PROVIDED RECORDS:
________________
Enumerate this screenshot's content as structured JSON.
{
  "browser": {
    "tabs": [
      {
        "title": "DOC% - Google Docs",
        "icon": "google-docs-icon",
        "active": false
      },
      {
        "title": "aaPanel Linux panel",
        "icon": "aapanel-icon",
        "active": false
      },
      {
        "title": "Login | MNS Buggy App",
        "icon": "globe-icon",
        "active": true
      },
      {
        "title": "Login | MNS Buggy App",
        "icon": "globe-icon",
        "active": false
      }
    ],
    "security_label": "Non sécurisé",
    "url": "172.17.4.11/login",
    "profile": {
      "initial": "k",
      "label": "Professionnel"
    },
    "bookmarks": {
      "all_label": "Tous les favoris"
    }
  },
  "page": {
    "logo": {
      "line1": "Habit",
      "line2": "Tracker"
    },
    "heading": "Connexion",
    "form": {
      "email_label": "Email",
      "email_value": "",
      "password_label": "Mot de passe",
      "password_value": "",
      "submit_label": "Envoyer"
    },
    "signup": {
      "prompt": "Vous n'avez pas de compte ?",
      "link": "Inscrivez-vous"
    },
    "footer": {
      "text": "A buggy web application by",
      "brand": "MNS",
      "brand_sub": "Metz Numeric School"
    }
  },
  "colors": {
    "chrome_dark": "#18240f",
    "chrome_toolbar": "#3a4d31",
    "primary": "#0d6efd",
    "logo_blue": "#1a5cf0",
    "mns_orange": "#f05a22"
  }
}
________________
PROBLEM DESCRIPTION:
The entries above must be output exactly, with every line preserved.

EXPECTED OUTPUT:
Enumerate this screenshot's content as structured JSON.
{
  "browser": {
    "tabs": [
      {
        "title": "DOC% - Google Docs",
        "icon": "google-docs-icon",
        "active": false
      },
      {
        "title": "aaPanel Linux panel",
        "icon": "aapanel-icon",
        "active": false
      },
      {
        "title": "Login | MNS Buggy App",
        "icon": "globe-icon",
        "active": true
      },
      {
        "title": "Login | MNS Buggy App",
        "icon": "globe-icon",
        "active": false
      }
    ],
    "security_label": "Non sécurisé",
    "url": "172.17.4.11/login",
    "profile": {
      "initial": "k",
      "label": "Professionnel"
    },
    "bookmarks": {
      "all_label": "Tous les favoris"
    }
  },
  "page": {
    "logo": {
      "line1": "Habit",
      "line2": "Tracker"
    },
    "heading": "Connexion",
    "form": {
      "email_label": "Email",
      "email_value": "",
      "password_label": "Mot de passe",
      "password_value": "",
      "submit_label": "Envoyer"
    },
    "signup": {
      "prompt": "Vous n'avez pas de compte ?",
      "link": "Inscrivez-vous"
    },
    "footer": {
      "text": "A buggy web application by",
      "brand": "MNS",
      "brand_sub": "Metz Numeric School"
    }
  },
  "colors": {
    "chrome_dark": "#18240f",
    "chrome_toolbar": "#3a4d31",
    "primary": "#0d6efd",
    "logo_blue": "#1a5cf0",
    "mns_orange": "#f05a22"
  }
}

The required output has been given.